- TASK STATEMENT -
Search the records for lines with the word "llevada" and copy each match.

- SOURCE MATERIAL -
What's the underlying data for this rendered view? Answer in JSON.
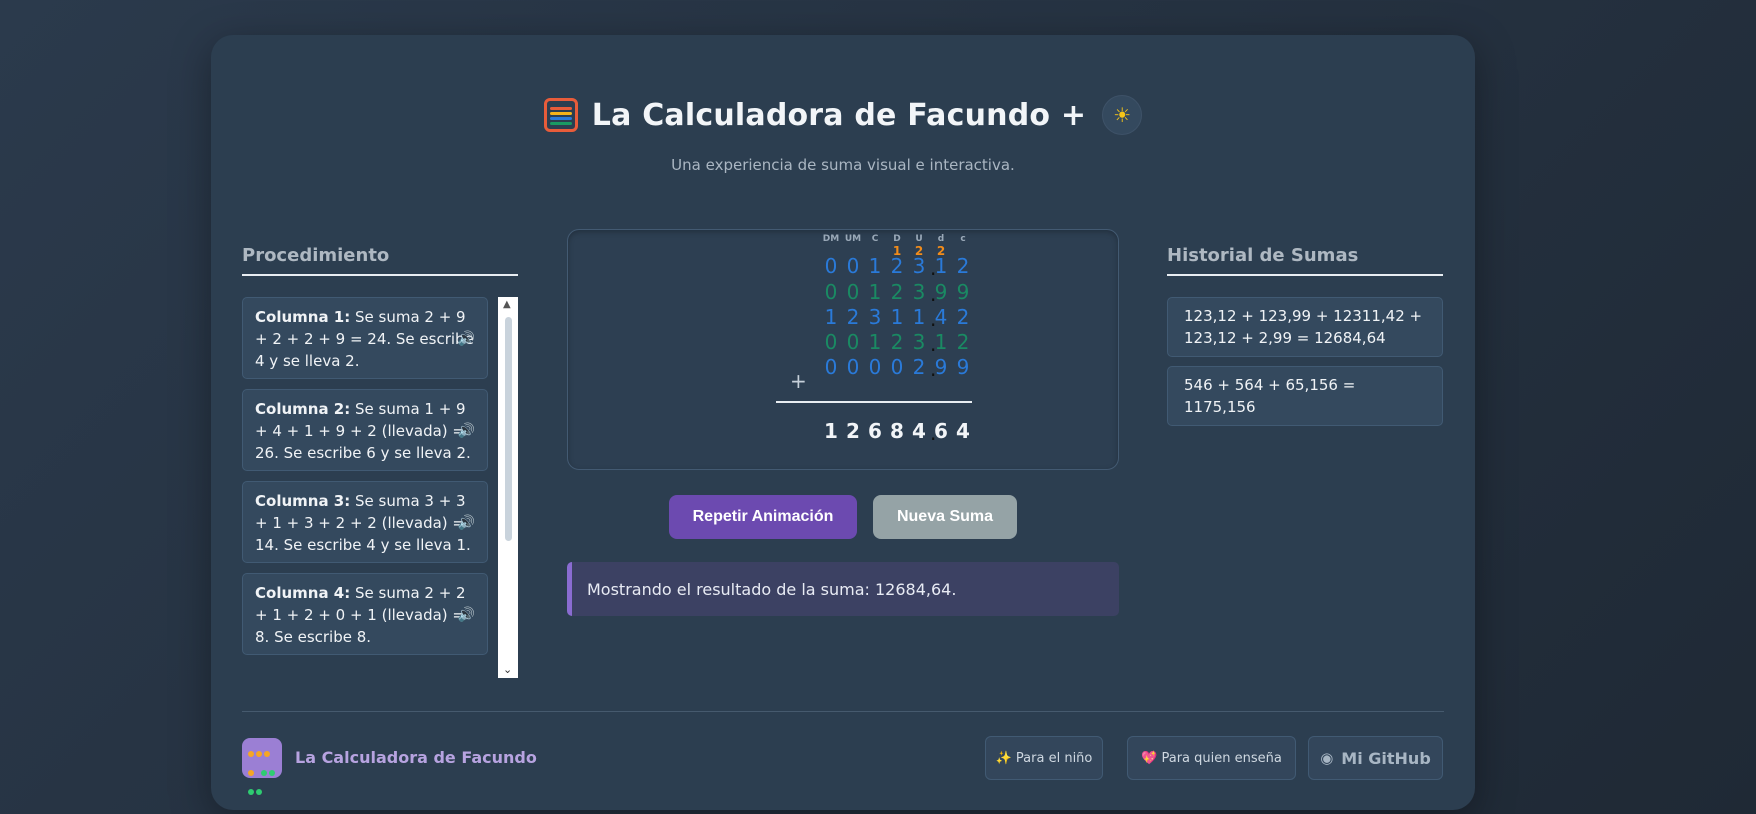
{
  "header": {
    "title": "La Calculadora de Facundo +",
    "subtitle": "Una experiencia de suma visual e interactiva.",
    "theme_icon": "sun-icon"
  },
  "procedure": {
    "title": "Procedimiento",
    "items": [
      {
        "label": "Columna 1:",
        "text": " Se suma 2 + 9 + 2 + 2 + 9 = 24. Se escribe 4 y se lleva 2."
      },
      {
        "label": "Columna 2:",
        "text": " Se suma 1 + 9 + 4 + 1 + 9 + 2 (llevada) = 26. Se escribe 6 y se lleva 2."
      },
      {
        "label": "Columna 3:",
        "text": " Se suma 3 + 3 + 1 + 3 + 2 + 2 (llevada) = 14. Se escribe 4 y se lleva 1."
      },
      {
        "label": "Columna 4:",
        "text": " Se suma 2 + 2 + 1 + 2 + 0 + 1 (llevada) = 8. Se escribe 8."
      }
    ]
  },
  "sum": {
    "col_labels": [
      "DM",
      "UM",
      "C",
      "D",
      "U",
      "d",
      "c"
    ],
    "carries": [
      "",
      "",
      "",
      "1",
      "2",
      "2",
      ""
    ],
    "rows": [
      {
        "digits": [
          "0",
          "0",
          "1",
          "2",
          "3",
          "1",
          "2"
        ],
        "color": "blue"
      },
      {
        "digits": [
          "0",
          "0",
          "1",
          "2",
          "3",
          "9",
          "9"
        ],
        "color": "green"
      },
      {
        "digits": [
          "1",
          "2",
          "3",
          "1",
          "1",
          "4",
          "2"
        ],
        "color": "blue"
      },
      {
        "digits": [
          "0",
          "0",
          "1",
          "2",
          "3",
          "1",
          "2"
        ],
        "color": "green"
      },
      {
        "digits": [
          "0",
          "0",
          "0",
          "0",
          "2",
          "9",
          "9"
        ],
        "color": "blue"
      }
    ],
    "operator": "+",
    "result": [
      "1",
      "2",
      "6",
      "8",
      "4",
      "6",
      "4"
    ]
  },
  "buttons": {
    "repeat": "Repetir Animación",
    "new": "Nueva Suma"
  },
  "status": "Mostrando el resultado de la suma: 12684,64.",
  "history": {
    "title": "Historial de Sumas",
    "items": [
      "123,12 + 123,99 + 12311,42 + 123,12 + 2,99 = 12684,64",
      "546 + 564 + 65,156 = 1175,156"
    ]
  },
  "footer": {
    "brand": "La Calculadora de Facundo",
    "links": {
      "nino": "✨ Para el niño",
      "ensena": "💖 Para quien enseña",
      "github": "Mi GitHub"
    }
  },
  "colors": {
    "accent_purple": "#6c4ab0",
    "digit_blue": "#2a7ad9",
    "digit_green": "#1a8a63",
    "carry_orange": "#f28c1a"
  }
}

- YOUR SOLUTION -
        "text": " Se suma 1 + 9 + 4 + 1 + 9 + 2 (llevada) = 26. Se escribe 6 y se lleva 2."
        "text": " Se suma 3 + 3 + 1 + 3 + 2 + 2 (llevada) = 14. Se escribe 4 y se lleva 1."
        "text": " Se suma 2 + 2 + 1 + 2 + 0 + 1 (llevada) = 8. Se escribe 8."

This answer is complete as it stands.